The method helped him lose weight, quit smoking, get a promotion, stop picking his nose in public, and that was just the tip of the iceberg. Just like the book told, channeling all the bad stuff inside him into one vile act made him a better person, fully in control of his life.

“Are you sure you don’t want to come over for coffee?” Martha asked, extracting the handle of her yellow suitcase, which Victor had gallantly taken out of the trunk.

“I’d love to, but I need to review some documents before this conference I’m interpreting tomorrow. It’s for the UN, actually.”

“Babe, that’s a huge step up!” she hugged him, not letting go for a solid couple of breaths. It felt good to share this accomplishment with her.

He watched her disappear behind the door of her apartment, her nice apartment that was off-limits to him. He never went inside as he was afraid that the urges would be too strong. He had ways of working around that, like special bags that captured not just substance but also odour he could use to collect his gifts off the floor and dispose of them. But he didn’t want to take any chances.

The evening was calm in his neat apartment. Persian takeaway, a nice little pot of mint tea, and meticulously prepared notes for tomorrow.

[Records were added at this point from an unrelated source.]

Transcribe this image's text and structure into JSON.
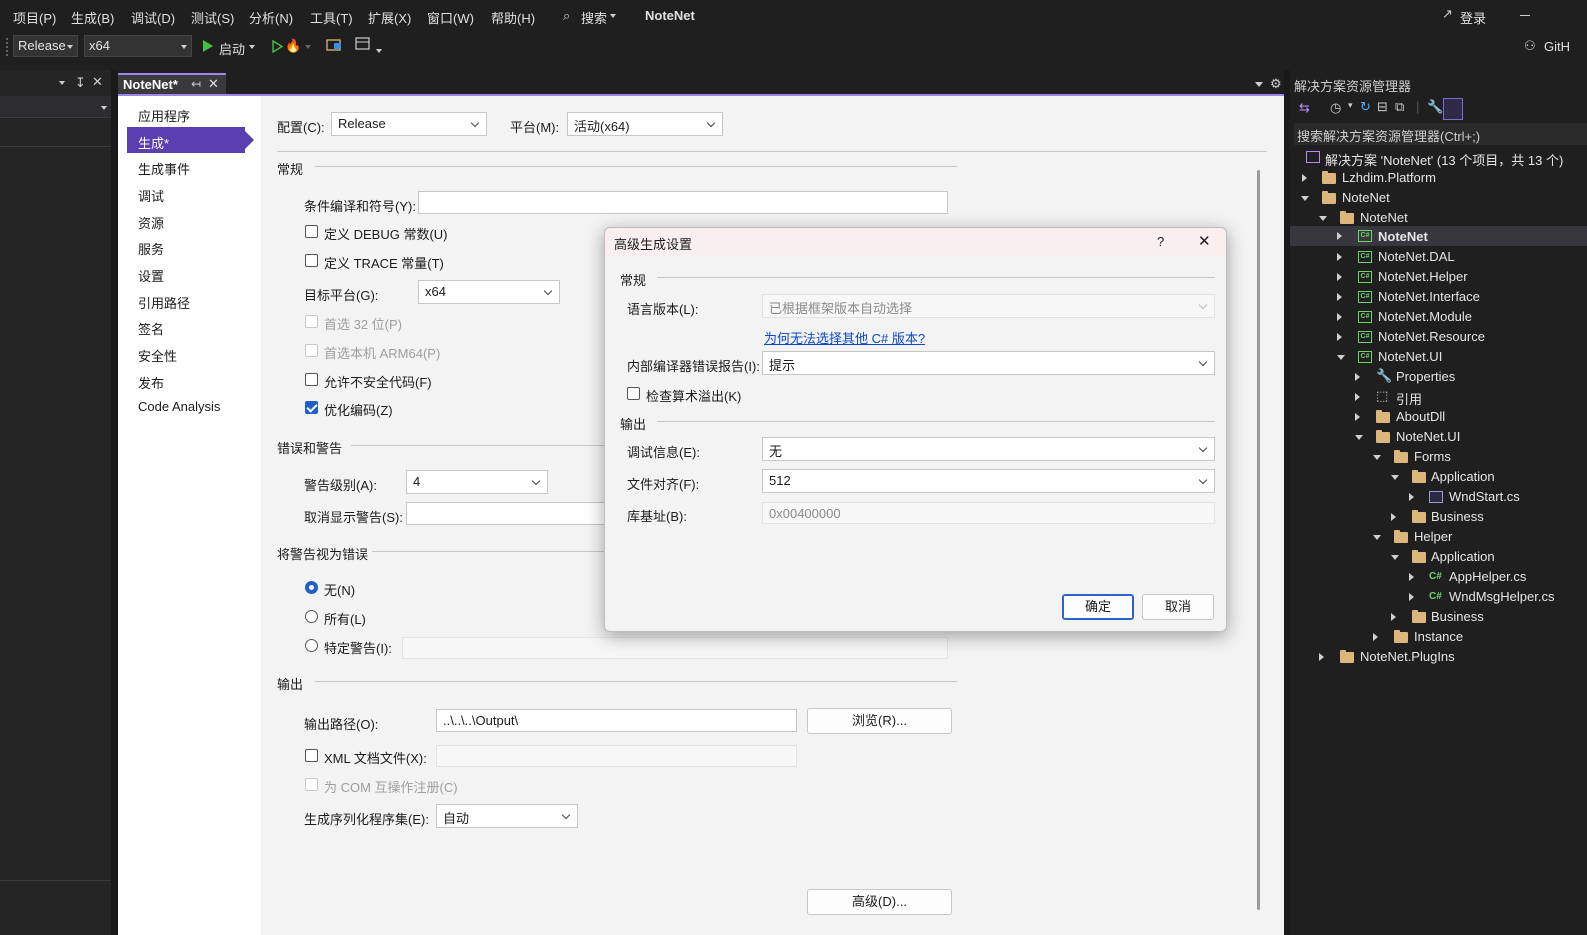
{
  "menubar": {
    "items": [
      "项目(P)",
      "生成(B)",
      "调试(D)",
      "测试(S)",
      "分析(N)",
      "工具(T)",
      "扩展(X)",
      "窗口(W)",
      "帮助(H)"
    ],
    "search": "搜索",
    "app_title": "NoteNet",
    "login": "登录",
    "github": "GitH"
  },
  "toolbar": {
    "config": "Release",
    "platform": "x64",
    "start": "启动"
  },
  "doc_tab": {
    "title": "NoteNet*"
  },
  "nav": {
    "items": [
      "应用程序",
      "生成*",
      "生成事件",
      "调试",
      "资源",
      "服务",
      "设置",
      "引用路径",
      "签名",
      "安全性",
      "发布",
      "Code Analysis"
    ],
    "selected": 1
  },
  "build": {
    "config_label": "配置(C):",
    "config_value": "Release",
    "platform_label": "平台(M):",
    "platform_value": "活动(x64)",
    "general": {
      "title": "常规",
      "cond_symbols_label": "条件编译和符号(Y):",
      "cond_symbols_value": "",
      "define_debug": "定义 DEBUG 常数(U)",
      "define_trace": "定义 TRACE 常量(T)",
      "target_platform_label": "目标平台(G):",
      "target_platform_value": "x64",
      "prefer32": "首选 32 位(P)",
      "prefer_arm64": "首选本机 ARM64(P)",
      "allow_unsafe": "允许不安全代码(F)",
      "optimize": "优化编码(Z)"
    },
    "errors": {
      "title": "错误和警告",
      "warn_level_label": "警告级别(A):",
      "warn_level_value": "4",
      "suppress_label": "取消显示警告(S):",
      "suppress_value": ""
    },
    "treat_warnings": {
      "title": "将警告视为错误",
      "none": "无(N)",
      "all": "所有(L)",
      "specific": "特定警告(I):"
    },
    "output": {
      "title": "输出",
      "path_label": "输出路径(O):",
      "path_value": "..\\..\\..\\Output\\",
      "browse": "浏览(R)...",
      "xml_doc": "XML 文档文件(X):",
      "com_register": "为 COM 互操作注册(C)",
      "serialization_label": "生成序列化程序集(E):",
      "serialization_value": "自动"
    },
    "advanced_button": "高级(D)..."
  },
  "dialog": {
    "title": "高级生成设置",
    "help": "?",
    "general_title": "常规",
    "lang_label": "语言版本(L):",
    "lang_value": "已根据框架版本自动选择",
    "lang_link": "为何无法选择其他 C# 版本?",
    "ice_label": "内部编译器错误报告(I):",
    "ice_value": "提示",
    "overflow": "检查算术溢出(K)",
    "output_title": "输出",
    "debug_info_label": "调试信息(E):",
    "debug_info_value": "无",
    "file_align_label": "文件对齐(F):",
    "file_align_value": "512",
    "base_addr_label": "库基址(B):",
    "base_addr_value": "0x00400000",
    "ok": "确定",
    "cancel": "取消"
  },
  "solution": {
    "title": "解决方案资源管理器",
    "search": "搜索解决方案资源管理器(Ctrl+;)",
    "root": "解决方案 'NoteNet' (13 个项目，共 13 个)",
    "nodes": [
      {
        "label": "Lzhdim.Platform",
        "icon": "folder"
      },
      {
        "label": "NoteNet",
        "icon": "folder"
      },
      {
        "label": "NoteNet",
        "icon": "folder"
      },
      {
        "label": "NoteNet",
        "icon": "csproj"
      },
      {
        "label": "NoteNet.DAL",
        "icon": "csproj"
      },
      {
        "label": "NoteNet.Helper",
        "icon": "csproj"
      },
      {
        "label": "NoteNet.Interface",
        "icon": "csproj"
      },
      {
        "label": "NoteNet.Module",
        "icon": "csproj"
      },
      {
        "label": "NoteNet.Resource",
        "icon": "csproj"
      },
      {
        "label": "NoteNet.UI",
        "icon": "csproj"
      },
      {
        "label": "Properties",
        "icon": "wrench"
      },
      {
        "label": "引用",
        "icon": "references"
      },
      {
        "label": "AboutDll",
        "icon": "folder"
      },
      {
        "label": "NoteNet.UI",
        "icon": "folder"
      },
      {
        "label": "Forms",
        "icon": "folder"
      },
      {
        "label": "Application",
        "icon": "folder"
      },
      {
        "label": "WndStart.cs",
        "icon": "form"
      },
      {
        "label": "Business",
        "icon": "folder"
      },
      {
        "label": "Helper",
        "icon": "folder"
      },
      {
        "label": "Application",
        "icon": "folder"
      },
      {
        "label": "AppHelper.cs",
        "icon": "csfile"
      },
      {
        "label": "WndMsgHelper.cs",
        "icon": "csfile"
      },
      {
        "label": "Business",
        "icon": "folder"
      },
      {
        "label": "Instance",
        "icon": "folder"
      },
      {
        "label": "NoteNet.PlugIns",
        "icon": "folder"
      }
    ]
  },
  "colors": {
    "accent": "#9d86e9",
    "nav_selected": "#5a3fb0",
    "link": "#0b49c9",
    "folder": "#dcb67a",
    "project": "#6fd46f"
  }
}
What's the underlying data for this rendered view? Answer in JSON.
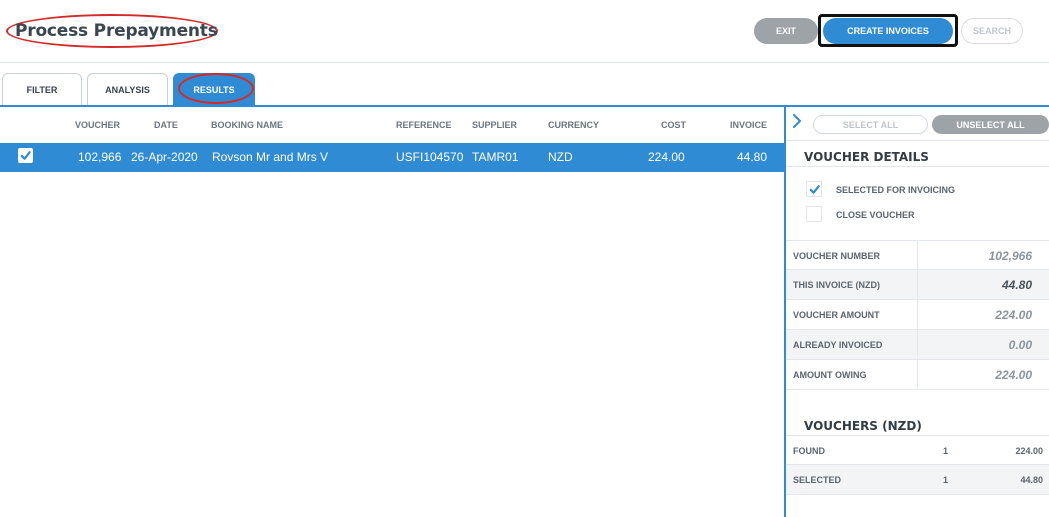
{
  "header": {
    "title": "Process Prepayments",
    "exit_label": "EXIT",
    "create_label": "CREATE INVOICES",
    "search_label": "SEARCH"
  },
  "tabs": [
    {
      "label": "FILTER",
      "active": false
    },
    {
      "label": "ANALYSIS",
      "active": false
    },
    {
      "label": "RESULTS",
      "active": true
    }
  ],
  "table": {
    "columns": [
      "VOUCHER",
      "DATE",
      "BOOKING NAME",
      "REFERENCE",
      "SUPPLIER",
      "CURRENCY",
      "COST",
      "INVOICE"
    ],
    "rows": [
      {
        "checked": true,
        "voucher": "102,966",
        "date": "26-Apr-2020",
        "booking_name": "Rovson Mr and Mrs V",
        "reference": "USFI104570",
        "supplier": "TAMR01",
        "currency": "NZD",
        "cost": "224.00",
        "invoice": "44.80"
      }
    ]
  },
  "panel": {
    "select_all_label": "SELECT ALL",
    "unselect_all_label": "UNSELECT ALL",
    "voucher_details_title": "VOUCHER DETAILS",
    "selected_for_invoicing_label": "SELECTED FOR INVOICING",
    "selected_for_invoicing_checked": true,
    "close_voucher_label": "CLOSE VOUCHER",
    "close_voucher_checked": false,
    "details": [
      {
        "label": "VOUCHER NUMBER",
        "value": "102,966"
      },
      {
        "label": "THIS INVOICE (NZD)",
        "value": "44.80"
      },
      {
        "label": "VOUCHER AMOUNT",
        "value": "224.00"
      },
      {
        "label": "ALREADY INVOICED",
        "value": "0.00"
      },
      {
        "label": "AMOUNT OWING",
        "value": "224.00"
      }
    ],
    "vouchers_title": "VOUCHERS (NZD)",
    "summary": [
      {
        "label": "FOUND",
        "count": "1",
        "amount": "224.00"
      },
      {
        "label": "SELECTED",
        "count": "1",
        "amount": "44.80"
      }
    ]
  },
  "colors": {
    "accent": "#2f8bd4",
    "annotation": "#d42a2a",
    "grey_button": "#9ea3a8"
  }
}
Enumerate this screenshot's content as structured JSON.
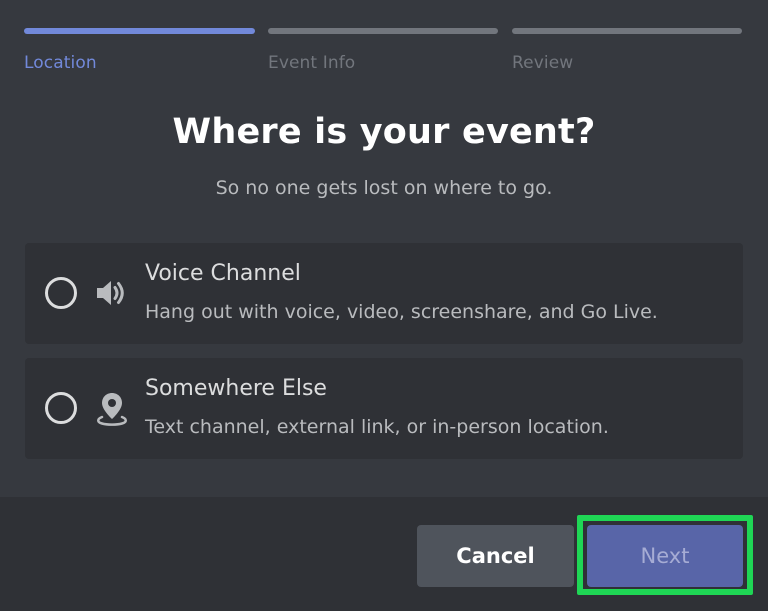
{
  "stepper": {
    "steps": [
      {
        "label": "Location",
        "active": true
      },
      {
        "label": "Event Info",
        "active": false
      },
      {
        "label": "Review",
        "active": false
      }
    ]
  },
  "header": {
    "title": "Where is your event?",
    "subtitle": "So no one gets lost on where to go."
  },
  "options": [
    {
      "icon": "speaker-icon",
      "title": "Voice Channel",
      "description": "Hang out with voice, video, screenshare, and Go Live.",
      "selected": false
    },
    {
      "icon": "location-pin-icon",
      "title": "Somewhere Else",
      "description": "Text channel, external link, or in-person location.",
      "selected": false
    }
  ],
  "footer": {
    "cancel_label": "Cancel",
    "next_label": "Next"
  },
  "colors": {
    "accent": "#7289da",
    "highlight": "#1fd655",
    "background": "#36393f"
  }
}
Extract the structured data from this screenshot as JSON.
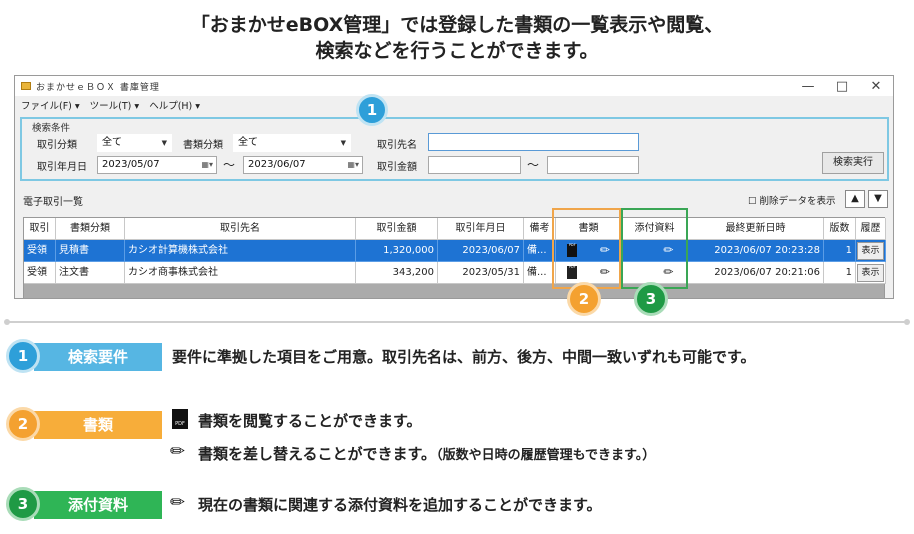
{
  "headline": {
    "line1": "「おまかせeBOX管理」では登録した書類の一覧表示や閲覧、",
    "line2": "検索などを行うことができます。"
  },
  "window": {
    "title": "おまかせｅＢＯＸ 書庫管理",
    "controls": {
      "minimize": "—",
      "maximize": "□",
      "close": "✕"
    },
    "menu": [
      "ファイル(F) ▾",
      "ツール(T) ▾",
      "ヘルプ(H) ▾"
    ]
  },
  "search": {
    "legend": "検索条件",
    "torihiki_bunrui_label": "取引分類",
    "torihiki_bunrui_value": "全て",
    "shorui_bunrui_label": "書類分類",
    "shorui_bunrui_value": "全て",
    "torihikisaki_label": "取引先名",
    "torihikisaki_value": "",
    "date_label": "取引年月日",
    "date_from": "2023/05/07",
    "date_to": "2023/06/07",
    "tilde": "〜",
    "kingaku_label": "取引金額",
    "kingaku_from": "",
    "kingaku_to": "",
    "run_button": "検索実行"
  },
  "list": {
    "title": "電子取引一覧",
    "show_deleted": "☐ 削除データを表示",
    "up_button": "▲",
    "down_button": "▼",
    "columns": [
      "取引",
      "書類分類",
      "取引先名",
      "取引金額",
      "取引年月日",
      "備考",
      "書類",
      "添付資料",
      "最終更新日時",
      "版数",
      "履歴"
    ],
    "rows": [
      {
        "torihiki": "受領",
        "bunrui": "見積書",
        "saki": "カシオ計算機株式会社",
        "kingaku": "1,320,000",
        "date": "2023/06/07",
        "biko": "備...",
        "updated": "2023/06/07 20:23:28",
        "hansu": "1",
        "rireki": "表示"
      },
      {
        "torihiki": "受領",
        "bunrui": "注文書",
        "saki": "カシオ商事株式会社",
        "kingaku": "343,200",
        "date": "2023/05/31",
        "biko": "備...",
        "updated": "2023/06/07 20:21:06",
        "hansu": "1",
        "rireki": "表示"
      }
    ]
  },
  "badges": {
    "one": "1",
    "two": "2",
    "three": "3"
  },
  "legend": {
    "items": [
      {
        "num": "1",
        "tag": "検索要件",
        "text": "要件に準拠した項目をご用意。取引先名は、前方、後方、中間一致いずれも可能です。"
      },
      {
        "num": "2",
        "tag": "書類",
        "text_view": "書類を閲覧することができます。",
        "text_replace": "書類を差し替えることができます。",
        "text_replace_note": "（版数や日時の履歴管理もできます。）"
      },
      {
        "num": "3",
        "tag": "添付資料",
        "text": "現在の書類に関連する添付資料を追加することができます。"
      }
    ]
  },
  "icons": {
    "pdf": "pdf-icon",
    "pen": "pen-icon",
    "pen_glyph": "✏"
  },
  "colors": {
    "blue": "#2e9fd9",
    "orange": "#f4a130",
    "green": "#1f9a45",
    "selection": "#1e73d3"
  }
}
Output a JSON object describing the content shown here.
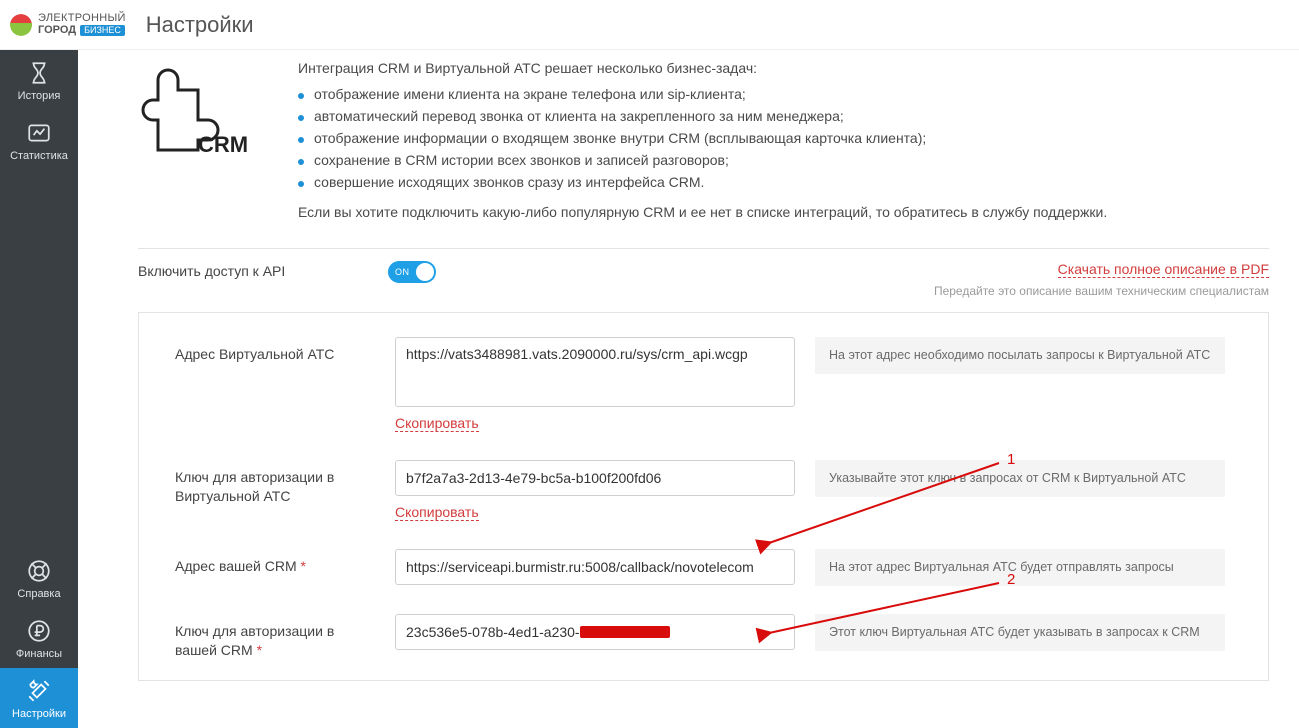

He wanted the result of his work to be perfect, to masterfully mimic every linguistic quirk the two top dogs presenting tomorrow had. Even if no one noticed, he would.

His phone buzzed, only it was not the Pomodoro timer he hoped to hear but a message from Martha.

“Victor, I found a piece of shit  in my bag!!!”

Three dots engaged in a silent waltz. Did he? It was an eventful weekend, so forgetting something like that would be normal. But no. Of course he did. How could he have resisted? It was there, lying in the open, with all its folds and designer fabric. It came so quickly, and then Martha called him from outside, because she had spotted a deer (“just like Bambie!”) frolicking in the wheat field.

Was it all over now? The three dots kept twirling on the screen, as if stuck in a glitch. A second buzz. Finally.

“I told you there were badgers in that house!”


“And you didn’t believe me!”


“Must have been a huge badger by the looks of the… thing”

“Gonna change my review to four stars. And tell them to call pest control,” Victor texted back.


“Oh it’s nothing. We’ll have something to remember.”


“Good luck tomorrow! I love you.”

The first “I love you”. The gift kept on giving.